Faux-eco-friendly corporations. Workplace discrimination. Startup culture. Corporate Animals is one trade union song away from a revolutionary call to arms, and all the better for it. Politically speaking, director Patrick Brice and writer Sam Bain have a clear vision, even if comedically Corporate Animals struggles to maintain focus.

Corporate Animals throws a lot of ideas at the wall most land, but not all. As a whole Corporate Animals has a clear sense of self, but lets a little too loose in the middle and the pacing and coherency suffer as a result. Easy gags and shock moments are milked for all their worth, and even the incredible casting of Demi Moore as CEO/Trumpian menace Lucy Vanderton starts to lose its bite. By far the standout sequences are dialogue-heavy, focusing on a mix of personalities glibly talking through dire straits. These play to Sam Bain’s strengths you can almost hear Jez and Super Hans debating to eat Mark in this cave (you just know they’d gang up on him like that).

Moore stands out with her grotesque performance, but this is undoubtedly an ensemble film Corporate Animals lines up a stellar cast of smaller names and gives them each their time to shine. Notable standouts include Karan Soni, who continues to steal the limelight with his unique blend of passive-aggression, and Nasim Pedrad’s quiet desperation at having to eat an ex-boyfriend.
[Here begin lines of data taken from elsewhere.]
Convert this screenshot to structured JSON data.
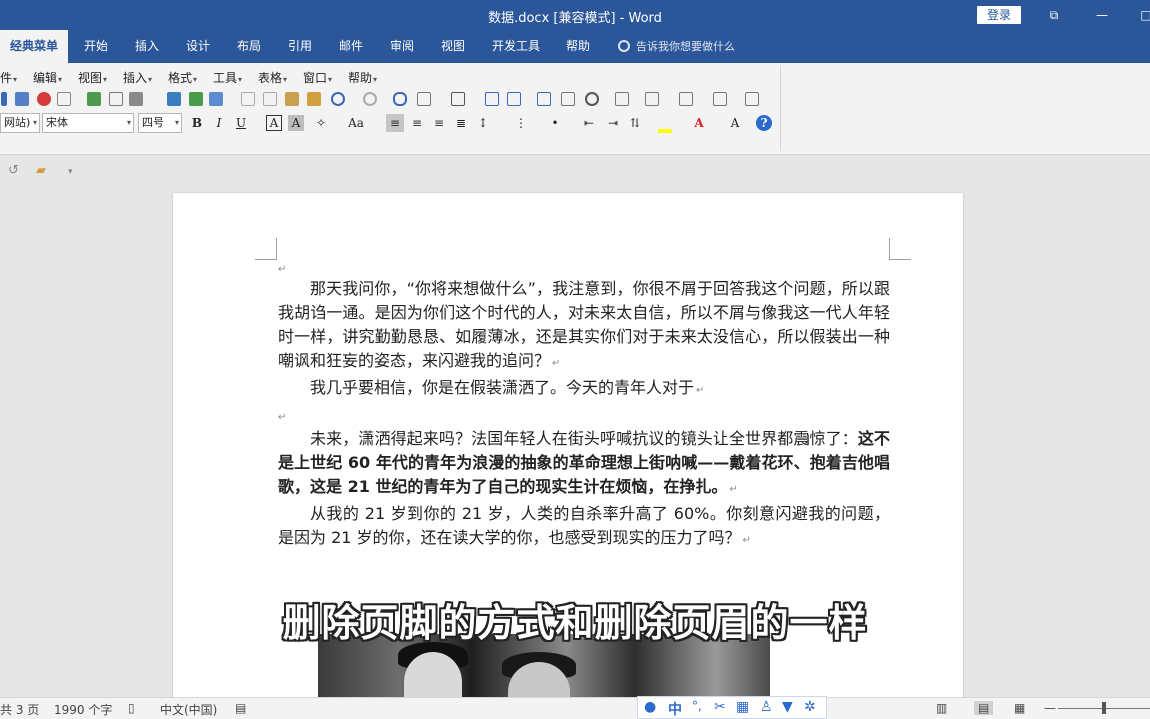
{
  "window": {
    "title": "数据.docx [兼容模式]  -  Word",
    "login": "登录",
    "restore_glyph": "⧉",
    "minimize_glyph": "—",
    "maximize_glyph": "□"
  },
  "ribbon_tabs": [
    "经典菜单",
    "开始",
    "插入",
    "设计",
    "布局",
    "引用",
    "邮件",
    "审阅",
    "视图",
    "开发工具",
    "帮助"
  ],
  "tell_me": "告诉我你想要做什么",
  "classic_menu": [
    "件",
    "编辑",
    "视图",
    "插入",
    "格式",
    "工具",
    "表格",
    "窗口",
    "帮助"
  ],
  "format_bar": {
    "style_value": "网站)",
    "font_value": "宋体",
    "size_value": "四号",
    "bold": "B",
    "italic": "I",
    "underline": "U",
    "border_a": "A",
    "shade_a": "A",
    "case": "Aa",
    "help": "?"
  },
  "document": {
    "p1": "那天我问你，“你将来想做什么”，我注意到，你很不屑于回答我这个问题，所以跟我胡诌一通。是因为你们这个时代的人，对未来太自信，所以不屑与像我这一代人年轻时一样，讲究勤勤恳恳、如履薄冰，还是其实你们对于未来太没信心，所以假装出一种嘲讽和狂妄的姿态，来闪避我的追问？",
    "p2": "我几乎要相信，你是在假装潇洒了。今天的青年人对于",
    "p3_lead": "未来，潇洒得起来吗？法国年轻人在街头呼喊抗议的镜头让全世界都震惊了：",
    "p3_bold": "这不是上世纪 60 年代的青年为浪漫的抽象的革命理想上街呐喊——戴着花环、抱着吉他唱歌，这是 21 世纪的青年为了自己的现实生计在烦恼，在挣扎。",
    "p4": "从我的 21 岁到你的 21 岁，人类的自杀率升高了 60%。你刻意闪避我的问题，是因为 21 岁的你，还在读大学的你，也感受到现实的压力了吗？",
    "para_mark": "↵"
  },
  "subtitle": "删除页脚的方式和删除页眉的一样",
  "status": {
    "pages": "共 3 页",
    "words": "1990 个字",
    "language": "中文(中国)"
  },
  "ime": {
    "mode": "中",
    "punct": "°,"
  },
  "colors": {
    "ribbon_blue": "#2b579a",
    "highlight_yellow": "#ffff00",
    "font_red": "#e02020",
    "help_blue": "#2a6ad0"
  }
}
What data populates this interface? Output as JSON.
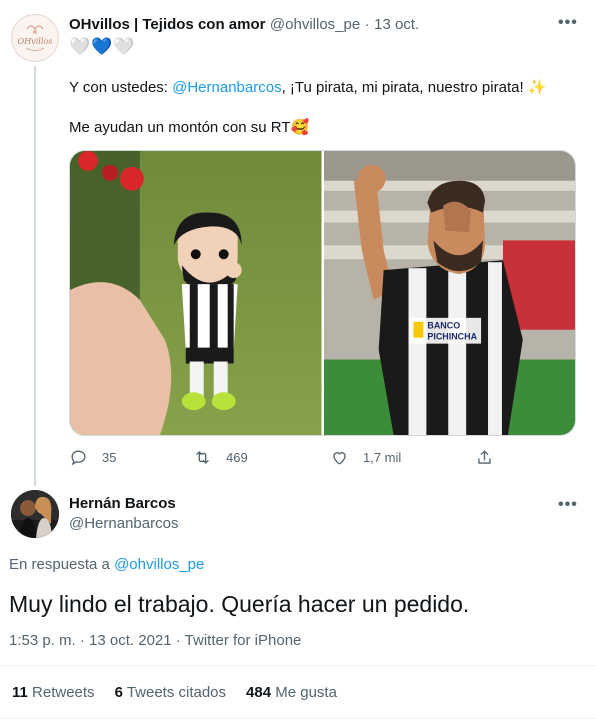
{
  "tweet1": {
    "display_name": "OHvillos | Tejidos con amor",
    "handle": "@ohvillos_pe",
    "separator": "·",
    "date": "13 oct.",
    "avatar_text": "OHvillos",
    "hearts": [
      "🤍",
      "💙",
      "🤍"
    ],
    "line1_prefix": "Y con ustedes: ",
    "line1_mention": "@Hernanbarcos",
    "line1_suffix": ", ¡Tu pirata, mi pirata, nuestro pirata! ✨",
    "line2": "Me ayudan un montón con su RT🥰",
    "actions": {
      "reply_count": "35",
      "retweet_count": "469",
      "like_count": "1,7 mil"
    },
    "photo2_banner_line1": "BANCO",
    "photo2_banner_line2": "PICHINCHA"
  },
  "tweet2": {
    "display_name": "Hernán Barcos",
    "handle": "@Hernanbarcos",
    "reply_prefix": "En respuesta a ",
    "reply_mention": "@ohvillos_pe",
    "text": "Muy lindo el trabajo. Quería hacer un pedido.",
    "meta": "1:53 p. m. · 13 oct. 2021 · Twitter for iPhone",
    "stats": {
      "retweets_count": "11",
      "retweets_label": "Retweets",
      "quotes_count": "6",
      "quotes_label": "Tweets citados",
      "likes_count": "484",
      "likes_label": "Me gusta"
    }
  },
  "icons": {
    "more": "more-icon",
    "reply": "reply-icon",
    "retweet": "retweet-icon",
    "like": "like-icon",
    "share": "share-icon"
  }
}
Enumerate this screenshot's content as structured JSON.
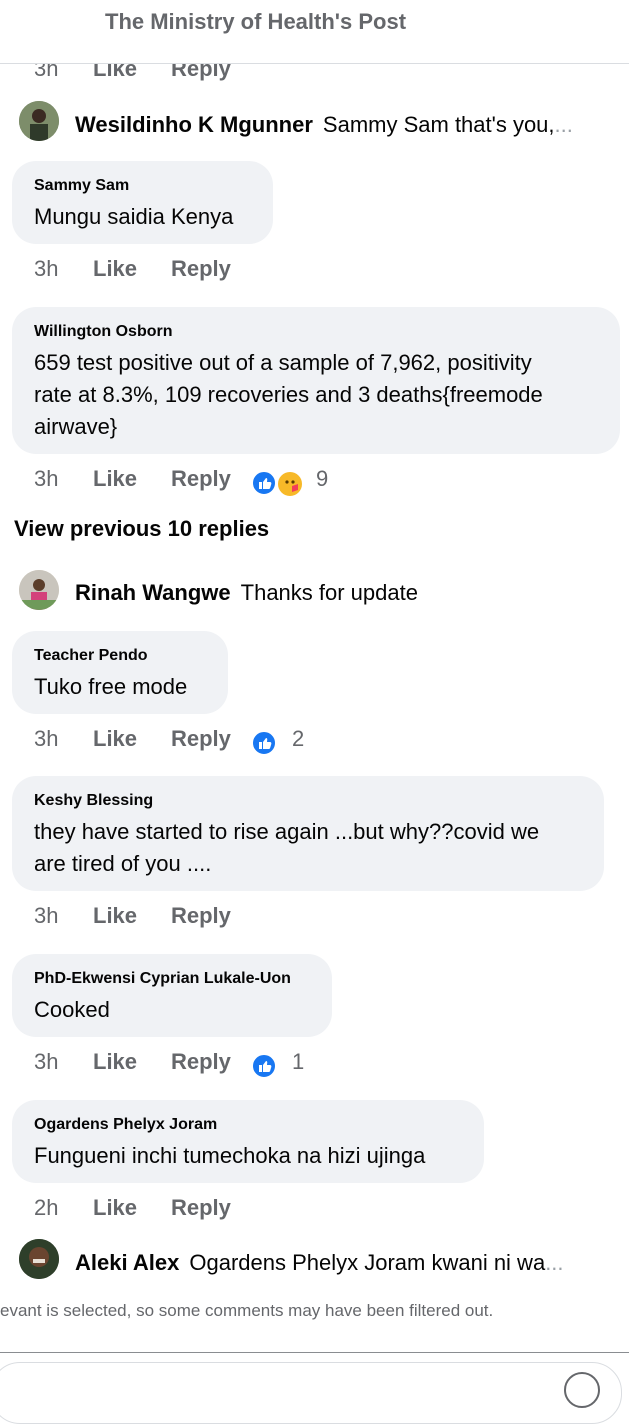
{
  "header": {
    "title": "The Ministry of Health's Post"
  },
  "top_meta": {
    "time": "3h",
    "like": "Like",
    "reply": "Reply"
  },
  "reply_rows": [
    {
      "name": "Wesildinho K Mgunner",
      "snippet": "Sammy Sam that's you,",
      "ellipsis": "..."
    },
    {
      "name": "Rinah Wangwe",
      "snippet": "Thanks for update",
      "ellipsis": ""
    },
    {
      "name": "Aleki Alex",
      "snippet": "Ogardens Phelyx Joram kwani ni wa",
      "ellipsis": "..."
    }
  ],
  "comments": [
    {
      "author": "Sammy Sam",
      "text": "Mungu saidia Kenya",
      "time": "3h",
      "like": "Like",
      "reply": "Reply",
      "reactions": ""
    },
    {
      "author": "Willington Osborn",
      "text_lines": [
        "659 test positive out of a sample of 7,962, positivity",
        "rate at 8.3%,  109 recoveries  and 3 deaths{freemode",
        "airwave}"
      ],
      "time": "3h",
      "like": "Like",
      "reply": "Reply",
      "reactions": "9"
    },
    {
      "author": "Teacher Pendo",
      "text": "Tuko free mode",
      "time": "3h",
      "like": "Like",
      "reply": "Reply",
      "reactions": "2"
    },
    {
      "author": "Keshy Blessing",
      "text_lines": [
        "they have started to rise again ...but why??covid we",
        "are tired of you ...."
      ],
      "time": "3h",
      "like": "Like",
      "reply": "Reply",
      "reactions": ""
    },
    {
      "author": "PhD-Ekwensi Cyprian Lukale-Uon",
      "text": "Cooked",
      "time": "3h",
      "like": "Like",
      "reply": "Reply",
      "reactions": "1"
    },
    {
      "author": "Ogardens Phelyx Joram",
      "text": "Fungueni inchi tumechoka na hizi ujinga",
      "time": "2h",
      "like": "Like",
      "reply": "Reply",
      "reactions": ""
    }
  ],
  "view_previous": "View previous 10 replies",
  "filter_note": "evant is selected, so some comments may have been filtered out.",
  "colors": {
    "like_blue": "#1877f2",
    "care_yellow": "#f7b928",
    "bubble_bg": "#f0f2f5",
    "meta_gray": "#65676b"
  },
  "icons": {
    "like": "thumbs-up-icon",
    "care": "care-hug-icon",
    "emoji": "emoji-icon"
  }
}
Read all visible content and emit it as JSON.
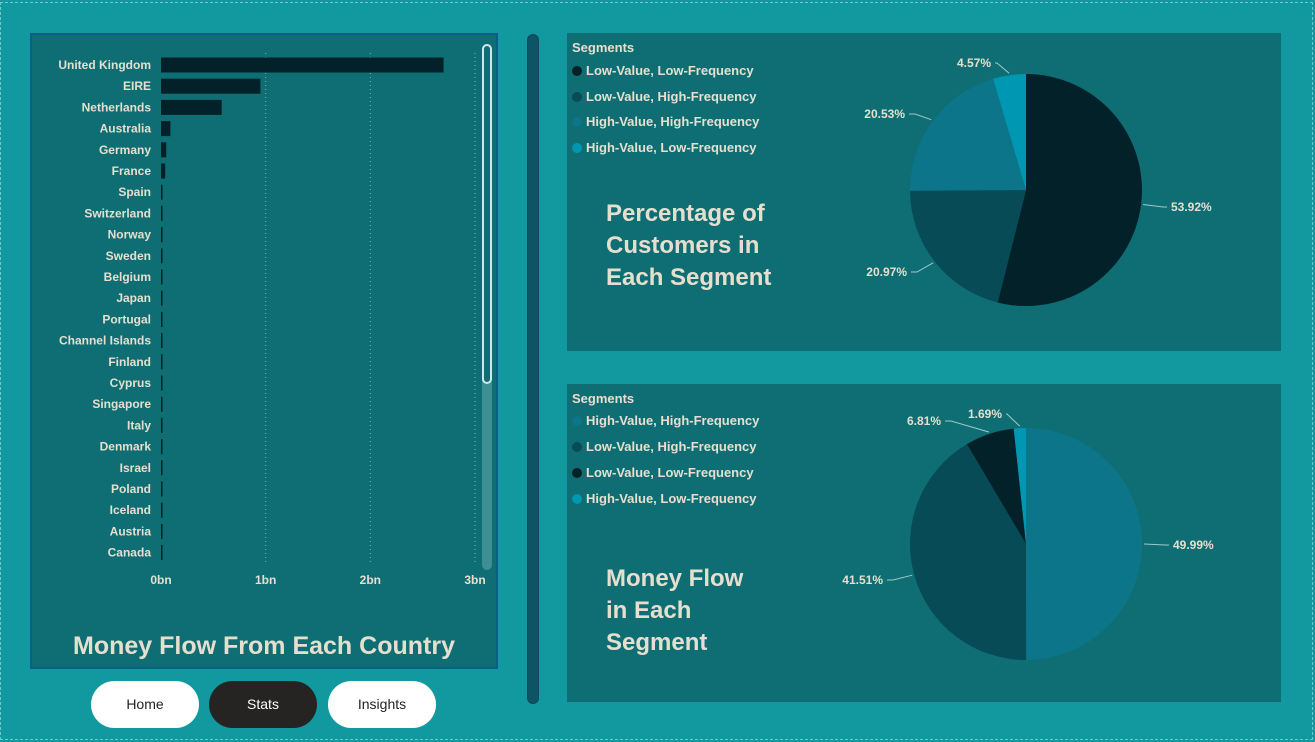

Combining Bain’s magic for dialogue with the uneasy humour of Brice’s The Overnight and the horror of his Creep series, Corporate Animals struggles under the weight of so many hats, but ultimately emerges as a cracking black comedy. Come for the horror, stay for the conversation just maybe don’t book any caving trips for the near future.



CAST: Demi Moore, Ed Helms, Jessica Williams, Karan Soni

DIRECTOR: Patrick Brice

WRITER: Sam Bain

SYNOPSIS: When disaster strikes a corporate team-building retreat to New Mexico, the workers of Incredible Edible Cutlery and their megalomaniacal CEO must band together in order to survive.